* _Exercise materials_
- - - - -

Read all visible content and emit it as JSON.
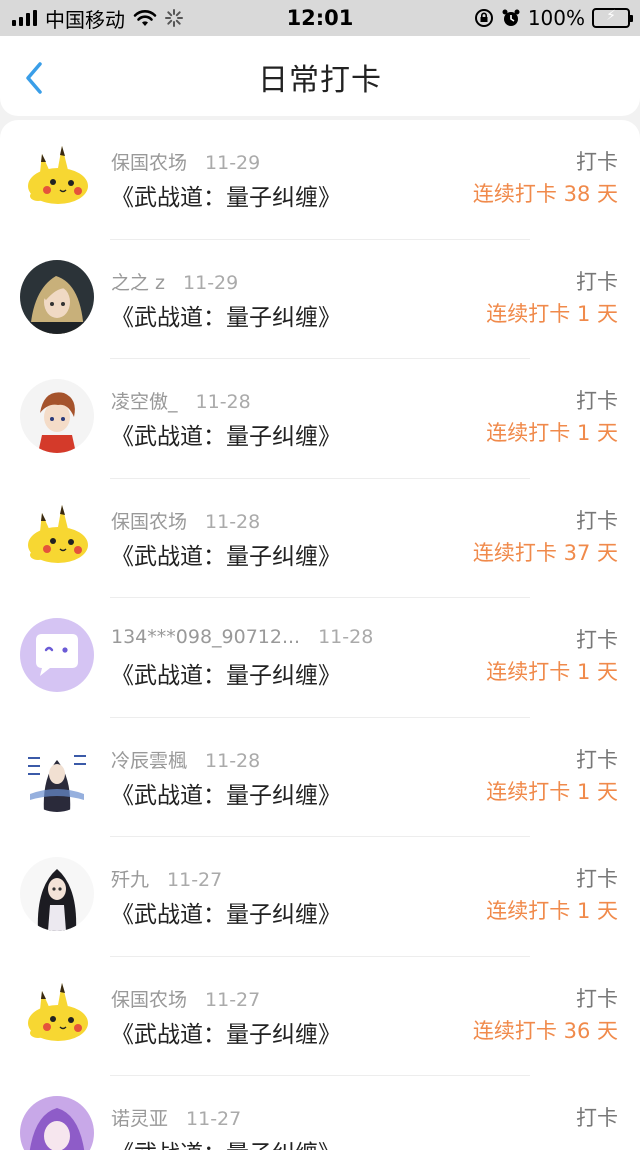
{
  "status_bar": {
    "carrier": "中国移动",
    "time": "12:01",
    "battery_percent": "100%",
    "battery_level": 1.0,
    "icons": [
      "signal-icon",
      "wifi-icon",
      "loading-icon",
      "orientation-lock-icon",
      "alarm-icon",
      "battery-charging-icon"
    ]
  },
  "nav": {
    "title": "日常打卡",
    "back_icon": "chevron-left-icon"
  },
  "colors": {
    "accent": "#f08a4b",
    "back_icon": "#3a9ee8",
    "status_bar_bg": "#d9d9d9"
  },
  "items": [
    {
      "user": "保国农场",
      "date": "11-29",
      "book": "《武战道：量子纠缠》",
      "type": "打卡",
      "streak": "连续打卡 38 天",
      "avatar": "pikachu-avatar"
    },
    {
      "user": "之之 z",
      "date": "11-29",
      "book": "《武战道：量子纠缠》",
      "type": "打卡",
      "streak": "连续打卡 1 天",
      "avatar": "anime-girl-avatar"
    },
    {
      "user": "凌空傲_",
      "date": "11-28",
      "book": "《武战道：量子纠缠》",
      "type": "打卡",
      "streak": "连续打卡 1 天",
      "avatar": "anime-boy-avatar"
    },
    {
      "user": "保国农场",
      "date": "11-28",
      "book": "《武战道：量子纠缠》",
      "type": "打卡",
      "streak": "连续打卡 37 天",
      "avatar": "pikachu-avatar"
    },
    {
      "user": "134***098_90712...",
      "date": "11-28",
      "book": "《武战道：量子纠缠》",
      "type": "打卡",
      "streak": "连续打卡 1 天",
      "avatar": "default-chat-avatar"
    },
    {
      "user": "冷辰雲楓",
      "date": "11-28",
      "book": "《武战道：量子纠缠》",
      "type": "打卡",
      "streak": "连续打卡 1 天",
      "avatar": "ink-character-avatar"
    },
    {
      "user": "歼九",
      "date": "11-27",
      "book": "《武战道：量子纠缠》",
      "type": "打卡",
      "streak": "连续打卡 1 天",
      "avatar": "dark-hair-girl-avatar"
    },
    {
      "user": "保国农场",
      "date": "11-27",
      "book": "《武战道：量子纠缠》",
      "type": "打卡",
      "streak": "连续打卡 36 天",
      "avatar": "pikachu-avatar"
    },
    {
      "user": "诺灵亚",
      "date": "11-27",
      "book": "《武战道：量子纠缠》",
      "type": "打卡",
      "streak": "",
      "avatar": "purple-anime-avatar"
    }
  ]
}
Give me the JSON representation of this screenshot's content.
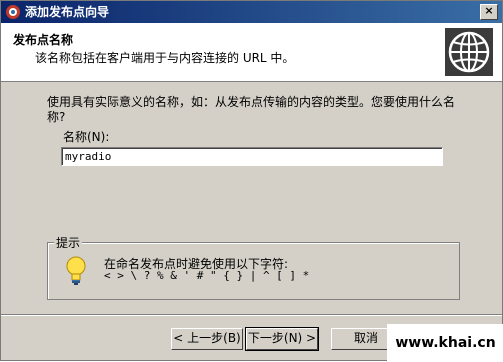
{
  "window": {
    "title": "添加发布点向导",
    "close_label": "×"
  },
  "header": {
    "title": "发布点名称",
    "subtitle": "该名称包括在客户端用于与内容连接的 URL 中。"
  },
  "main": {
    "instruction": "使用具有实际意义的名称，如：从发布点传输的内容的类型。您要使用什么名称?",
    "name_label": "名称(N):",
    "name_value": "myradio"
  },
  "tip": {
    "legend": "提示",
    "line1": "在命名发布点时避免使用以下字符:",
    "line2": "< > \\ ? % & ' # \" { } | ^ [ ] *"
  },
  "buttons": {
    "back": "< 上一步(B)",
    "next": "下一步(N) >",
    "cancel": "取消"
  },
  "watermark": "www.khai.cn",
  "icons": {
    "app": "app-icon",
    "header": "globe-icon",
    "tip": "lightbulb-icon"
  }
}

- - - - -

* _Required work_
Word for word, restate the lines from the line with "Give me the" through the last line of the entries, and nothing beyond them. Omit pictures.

* _Task output_
Give me the JSON representation of this screenshot's content.
{
  "window": {
    "title": "添加发布点向导",
    "close_label": "×"
  },
  "header": {
    "title": "发布点名称",
    "subtitle": "该名称包括在客户端用于与内容连接的 URL 中。"
  },
  "main": {
    "instruction": "使用具有实际意义的名称，如：从发布点传输的内容的类型。您要使用什么名称?",
    "name_label": "名称(N):",
    "name_value": "myradio"
  },
  "tip": {
    "legend": "提示",
    "line1": "在命名发布点时避免使用以下字符:",
    "line2": "< > \\ ? % & ' # \" { } | ^ [ ] *"
  },
  "buttons": {
    "back": "< 上一步(B)",
    "next": "下一步(N) >",
    "cancel": "取消"
  },
  "watermark": "www.khai.cn",
  "icons": {
    "app": "app-icon",
    "header": "globe-icon",
    "tip": "lightbulb-icon"
  }
}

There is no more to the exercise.